I’ve been reading and enjoying paddling.com for about 2 years now after I discovered it while studying paddle sports via the internet one evening. Last summer my wife caught the paddle bug and now we’re both regular paddlers. We recently enjoyed our first extended kayak trip to Isle Royale National Park, Michigan located in the northern part of Lake Superior about 17 miles south of Thunder Bay, Ontario, Canada.
An inescapable truth about paddling Isle Royale is the need to portage; especially if you want to discover the serenity and untouched terrain of the many inland lakes, countless bays, channels and islets that pepper the island. Since we wanted to maximize our paddle time by minimizing the time on portage, we knew we had to develop a plan. After all, going into the back country for 8 days should be spent enjoying the sights and sounds of nature, not laboring back and forth over portages carrying heavy gear.

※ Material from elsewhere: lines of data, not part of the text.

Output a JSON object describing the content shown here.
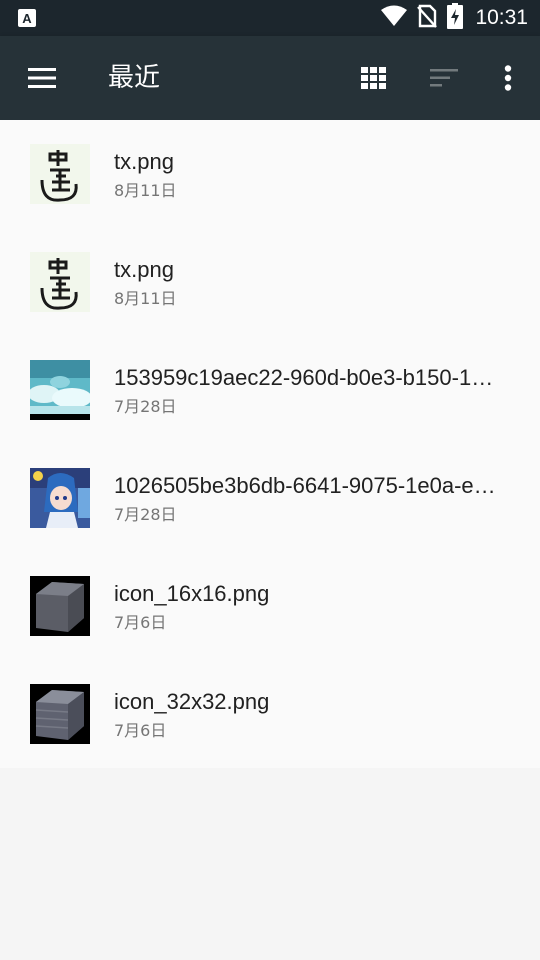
{
  "status_bar": {
    "time": "10:31",
    "left_icon": "accessibility-a-icon",
    "icons": [
      "wifi-icon",
      "no-sim-icon",
      "battery-charging-icon"
    ]
  },
  "app_bar": {
    "menu_icon": "hamburger-menu-icon",
    "title": "最近",
    "grid_icon": "grid-view-icon",
    "sort_icon": "sort-icon",
    "more_icon": "more-vert-icon"
  },
  "files": [
    {
      "name": "tx.png",
      "date": "8月11日",
      "thumbnail": "seal-calligraphy-thumbnail"
    },
    {
      "name": "tx.png",
      "date": "8月11日",
      "thumbnail": "seal-calligraphy-thumbnail"
    },
    {
      "name": "153959c19aec22-960d-b0e3-b150-1…",
      "date": "7月28日",
      "thumbnail": "anime-sky-thumbnail"
    },
    {
      "name": "1026505be3b6db-6641-9075-1e0a-e…",
      "date": "7月28日",
      "thumbnail": "anime-character-thumbnail"
    },
    {
      "name": "icon_16x16.png",
      "date": "7月6日",
      "thumbnail": "stone-block-thumbnail"
    },
    {
      "name": "icon_32x32.png",
      "date": "7月6日",
      "thumbnail": "stone-block-thumbnail"
    }
  ],
  "colors": {
    "status_bar_bg": "#1c262d",
    "app_bar_bg": "#263238",
    "list_bg": "#fafafa",
    "page_bg": "#f5f5f5"
  }
}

A pre-trip mock-up of our fully loaded kayaks revealed that each craft weighed in at roughly 85 pounds. The 85 pounds included our tent, sleeping bags/pads, food, cooking implements, water, extra clothing, first aid, PFDs, skirts, paddles and the kayaks. Carrying 170 pounds between two people was going to be difficult. With the longest portage at 2.4 miles, making two trips would require us to dedicate an entire day just to manage one portage. My wife and I are both mechanical engineers and typically practical problem solvers. With a problem to be solved we found ourselves in familiar territory.
We first decided that during portage we would relocate our gear from the boat to a more reasonable location. We decide that the small additional weight of our old external frame packs was worth taking along so we use them to carry the heaviest gear. With the heavy gear securely loaded in the frame packs the boats were much lighter. We tried carrying the boats by each holding a handle on the bow/stern of each boat. That is, we walked single-file with my wife holding the two bow handles and me holding the two stern handles. This worked well enough, but after only a short time with the weight bearing down our hands were cramped and the boats felt heavy. Meanwhile I noticed that the pack on my back was far less of a strain since the weight was concentrated at my hips and secured by a comfortable suspension system.
That’s when the light came on. Why not devise a way to transmit the load of the kayaks to the backpack fames, thereby carrying the load on our hips and shoulders? With a length of ½” deck roping I fashioned a rope with a secured loop on each end. Then I tied two fixed loops equidistant from the center that could loop over the frame bars at the tops of our packs. To adjust the length of the ropes we wrapped the rope around the middle cross support bar of the pack frame. The outcome was that we could kneel between the two kayaks and loop the carry handles through the rope loops. Upon standing up, the weight of the kayaks was suspended by the rope and transmitted to the frame pack relieving our hands and arms of the burden.
So it worked great out in our yard, but would it hold up to the rigors of backcountry portage? Yes, the plan was a success! We were able to cover all but the very steepest of portages just once, and keep a decent hiking pace (1.5 to 2 mph) over land. When faced with a short paddle across a tiny lake, we used the bungee cords on the rear bulk head of our crafts to secure the entire frame packs. On longer paddle opportunities, we broke everything down and stored the gear below deck for a better balanced and less encumbered paddle.
With beautiful Isle Royale paddling on the each side of each portage, who wouldn’t want to maximize their paddle time!